Tuesday, March 21, 2006

Science is an Art

I'm an engineer by profession. And engineering relies heavily on science. In fact, one definition of engineering is the application of science.

I'm also a scientist by personality, at least according to the personality book, Please Understand Me, which labels any INTJ a scientist.

Yet, I have a lot of issues with science. And what it comes down to is this: science is an art. At least, that's what it seems. Because for all the scientific discoveries made in the past few centuries, it is amazing to me just how wrong they often turn out being.

Look at the news almost everyday, and you'll begin to see what I mean. It amazes me how a new study comes out that essentially disproves what was thought of as truth in the scientific community. And this isn't isolated to just one area of science, such as medicine, but the whole gamut.

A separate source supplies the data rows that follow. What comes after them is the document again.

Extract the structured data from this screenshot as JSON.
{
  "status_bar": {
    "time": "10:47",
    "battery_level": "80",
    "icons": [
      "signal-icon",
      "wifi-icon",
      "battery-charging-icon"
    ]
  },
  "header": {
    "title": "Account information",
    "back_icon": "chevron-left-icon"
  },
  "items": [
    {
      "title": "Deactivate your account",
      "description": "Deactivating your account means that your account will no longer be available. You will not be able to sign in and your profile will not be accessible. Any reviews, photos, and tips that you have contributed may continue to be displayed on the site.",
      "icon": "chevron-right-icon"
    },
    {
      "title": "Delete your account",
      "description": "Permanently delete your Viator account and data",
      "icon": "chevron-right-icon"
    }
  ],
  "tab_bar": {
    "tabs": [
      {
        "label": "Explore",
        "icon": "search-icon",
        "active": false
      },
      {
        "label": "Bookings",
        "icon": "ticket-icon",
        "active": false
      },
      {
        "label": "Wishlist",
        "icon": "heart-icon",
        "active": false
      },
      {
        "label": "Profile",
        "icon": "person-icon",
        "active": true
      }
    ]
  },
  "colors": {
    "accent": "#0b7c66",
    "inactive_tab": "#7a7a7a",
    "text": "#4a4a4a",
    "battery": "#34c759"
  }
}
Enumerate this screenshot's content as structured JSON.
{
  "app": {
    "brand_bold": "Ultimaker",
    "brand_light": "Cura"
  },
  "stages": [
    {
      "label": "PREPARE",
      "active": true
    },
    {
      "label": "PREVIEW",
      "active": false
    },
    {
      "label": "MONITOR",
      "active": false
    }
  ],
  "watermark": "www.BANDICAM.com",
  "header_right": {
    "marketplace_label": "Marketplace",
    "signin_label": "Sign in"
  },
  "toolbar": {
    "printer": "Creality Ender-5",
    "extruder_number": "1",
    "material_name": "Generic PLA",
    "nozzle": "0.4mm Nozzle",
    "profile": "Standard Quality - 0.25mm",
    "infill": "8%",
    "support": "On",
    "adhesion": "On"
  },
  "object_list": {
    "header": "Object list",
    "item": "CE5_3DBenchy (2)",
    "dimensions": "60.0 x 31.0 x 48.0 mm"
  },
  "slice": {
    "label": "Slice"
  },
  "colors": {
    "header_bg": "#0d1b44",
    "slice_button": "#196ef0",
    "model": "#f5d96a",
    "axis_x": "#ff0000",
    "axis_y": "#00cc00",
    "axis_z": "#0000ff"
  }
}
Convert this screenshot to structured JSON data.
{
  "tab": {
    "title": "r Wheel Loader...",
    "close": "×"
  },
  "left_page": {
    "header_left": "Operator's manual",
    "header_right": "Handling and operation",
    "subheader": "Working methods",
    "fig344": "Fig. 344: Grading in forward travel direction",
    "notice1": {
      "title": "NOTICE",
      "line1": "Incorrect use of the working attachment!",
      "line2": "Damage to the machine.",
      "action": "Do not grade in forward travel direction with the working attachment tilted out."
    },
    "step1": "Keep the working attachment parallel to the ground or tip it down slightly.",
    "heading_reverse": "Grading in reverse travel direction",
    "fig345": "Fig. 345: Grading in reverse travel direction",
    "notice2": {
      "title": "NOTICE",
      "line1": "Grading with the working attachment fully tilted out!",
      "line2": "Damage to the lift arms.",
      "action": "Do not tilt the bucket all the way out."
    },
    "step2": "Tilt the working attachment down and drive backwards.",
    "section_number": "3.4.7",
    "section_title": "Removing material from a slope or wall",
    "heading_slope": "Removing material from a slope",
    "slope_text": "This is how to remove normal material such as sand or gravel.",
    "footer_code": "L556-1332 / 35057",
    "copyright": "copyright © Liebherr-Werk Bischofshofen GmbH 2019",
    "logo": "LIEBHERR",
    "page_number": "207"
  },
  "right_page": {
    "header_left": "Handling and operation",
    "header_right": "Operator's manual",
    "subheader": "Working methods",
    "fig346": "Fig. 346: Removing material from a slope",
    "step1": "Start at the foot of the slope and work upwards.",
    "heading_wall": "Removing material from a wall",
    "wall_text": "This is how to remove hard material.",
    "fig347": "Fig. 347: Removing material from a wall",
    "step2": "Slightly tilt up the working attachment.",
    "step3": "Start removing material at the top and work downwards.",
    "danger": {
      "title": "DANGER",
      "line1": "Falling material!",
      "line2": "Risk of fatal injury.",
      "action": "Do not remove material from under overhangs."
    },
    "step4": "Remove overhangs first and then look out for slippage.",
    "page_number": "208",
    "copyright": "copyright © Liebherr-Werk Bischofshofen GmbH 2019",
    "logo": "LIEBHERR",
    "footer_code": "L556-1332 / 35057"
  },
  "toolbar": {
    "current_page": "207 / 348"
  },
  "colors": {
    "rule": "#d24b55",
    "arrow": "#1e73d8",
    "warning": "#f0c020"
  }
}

It has gotten to the point where you simply can't trust science anymore.

When I was a kid, I would visit my endocronologist at the University of Michigan Hospital. They had one of the best programs for juvenile diabetes around. During the exam, they would make you hold up your hands together, and they would look at the curvature of your pinkies. This supposedly told them something about my self care or something, though I don't know what.

Years later, they stopped doing this test because, as it turns out, it told them absolutely nothing. Yet, at some point, someone decided it did mean something, and they probably even had some scientific evidence to base this on. But they were wrong. (The downside of this is that I've been self-conscious of the curvature of my pinkies ever since.)

Or take something more geological, like the Grand Canyon. Thousands, millions of years to form, right? At least that's what we were told. The Colorado slowing carving it away. But, guess what? They were wrong. Turns out it happened very quickly in some massive, cataclysmic event. I watched some program on The Learning Channel about another similar area of the United States. (Sorry, I'm suddenly blanking on the name.) After years and years and years of scientists balking at the idea that it was formed in a rapid event, they finally discovered...can you guess?...that it formed in about the span of 1 or 2 days after a massive ice dam broke, flooding hundreds of square miles very suddenly.

And now, we have the problem with vitamins. Namely, that they really don't do people a whole lot of good. Yep, sorry to break it to you, but taking vitamins is no substitute for healthy eating.

I'm barely scratching the surface here. The point is, I fear there is a over-dependence on science. We seem to see it as the answer to everything. Sure, plenty is done to advance science. I work in an industry that depends upon it. But there is no getting around the fact that science is an art. Which kind of makes me an artist, I suppose.

I think I'm going to head off now and clone myself, because, as we all know, some scientist in Korea managed to do it. Didn't he???

1 comment:

Kassie said...

The pinkie thing! I was trying to recall what that meant the other day. Guess it's a moot point now!